Try it and I’ll try to make room for you.
I’ll pull over, sweep the junk off
the other seat, turn over a peace sign
and pop the lock. I’ll ask where you’re headed
and when you say there, I’ll say great, so am I
—even if, strictly speaking, this isn’t true.
I know how it is. That lifetime at the side
of the road, the clamp-jawed cars,
trying to assume the right posture
(part orphan, part don’t-fuck-with-me),
licking your thumb now and then
for good luck or no reason or just to feel
the shucked air. And if someone stops
—well, then you worry about the crazies.
You glance in the open door (whiff of—what?
sound of—what?) and remember the one
who passed transports over the double line,
who rolled joints with two hands
at ninety miles an hour while steering
with his knee. You live in dread
of the lesser and greater dangers,
the droners, the ones who wall you in
with me, me, me, or the ones waiting
to write on your body with a knife.
Try it and I will not be one of those.
Try it and I’ll try to see at least one thing
through your eyes. I’ll offer you a seat,
make a little small talk (nice not
to travel alone, eh?) then leave you
to yourself. After a while
I’ll get tired (it’s a long way, after all)
and ask if you want to drive. If you do,
we’ll trade seats. I’ll offer a tip or two
(it’s still my car, it’s got my personality
—or is that an illusion?) then curl up
and close my eyes. Now you have the wheel,
you make your own sense of the solid
and broken lines. You drive on until
there is, inevitably, a fork—will you go
this way or that? Maybe you steal
a glance back at me, try to read
the intention on my face, but by then
I’m just the question mark
dreaming in the seat beside you.
Questions and Answers
What inspired “Thumbing It”?

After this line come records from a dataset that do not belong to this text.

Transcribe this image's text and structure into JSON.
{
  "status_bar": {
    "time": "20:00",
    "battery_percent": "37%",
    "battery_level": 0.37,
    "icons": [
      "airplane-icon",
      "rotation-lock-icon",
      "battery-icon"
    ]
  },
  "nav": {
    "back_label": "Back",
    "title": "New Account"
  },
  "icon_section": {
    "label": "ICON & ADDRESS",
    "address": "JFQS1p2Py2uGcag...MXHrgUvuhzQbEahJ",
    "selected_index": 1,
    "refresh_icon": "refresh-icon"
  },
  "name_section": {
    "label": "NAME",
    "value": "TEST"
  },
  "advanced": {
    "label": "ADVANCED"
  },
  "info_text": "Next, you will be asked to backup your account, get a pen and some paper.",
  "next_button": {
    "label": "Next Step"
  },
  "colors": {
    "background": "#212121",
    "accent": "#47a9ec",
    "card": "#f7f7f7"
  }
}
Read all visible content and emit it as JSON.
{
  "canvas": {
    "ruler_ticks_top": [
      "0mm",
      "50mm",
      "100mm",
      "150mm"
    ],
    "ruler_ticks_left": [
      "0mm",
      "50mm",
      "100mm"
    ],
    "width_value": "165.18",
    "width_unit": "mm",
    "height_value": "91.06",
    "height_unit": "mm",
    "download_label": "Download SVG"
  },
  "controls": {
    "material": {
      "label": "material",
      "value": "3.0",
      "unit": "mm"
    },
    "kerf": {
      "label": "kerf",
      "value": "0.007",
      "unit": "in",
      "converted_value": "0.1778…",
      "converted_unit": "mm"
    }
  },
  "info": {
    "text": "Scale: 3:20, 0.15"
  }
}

My first book, On the Other Hand, was quite confessional. One day after a reading, my friend Misao said to me that she could really understand what I got out of the poems but she wondered what was in them for an audience. This got me thinking about audience. So I wrote a poem about it (using the conceit of the reader as hitch hiker). I then used this as a first poem—a statement of poetics, really—for my second book, The Birdhouse, Or.
What poetic techniques did you use in “Thumbing It”?
That central conceit, obviously—an extended comparison between a reader “thumbing” open a book and a hitch-hiker “thumbing” a ride. The other really noticeable technique is the way the poem is in free verse but looks regular on the page, with lines mostly similar in length. I find myself doing this sometimes for not entirely conscious reasons. I think it has to do with wanting the form to modulate the delivery of the poem somehow, to force a certain kind of compression, rhythmic regularity. Also because there is something in the look that is more formal, maybe it’s a way of subtly elevating the subject matter (like you do when you put something into a song).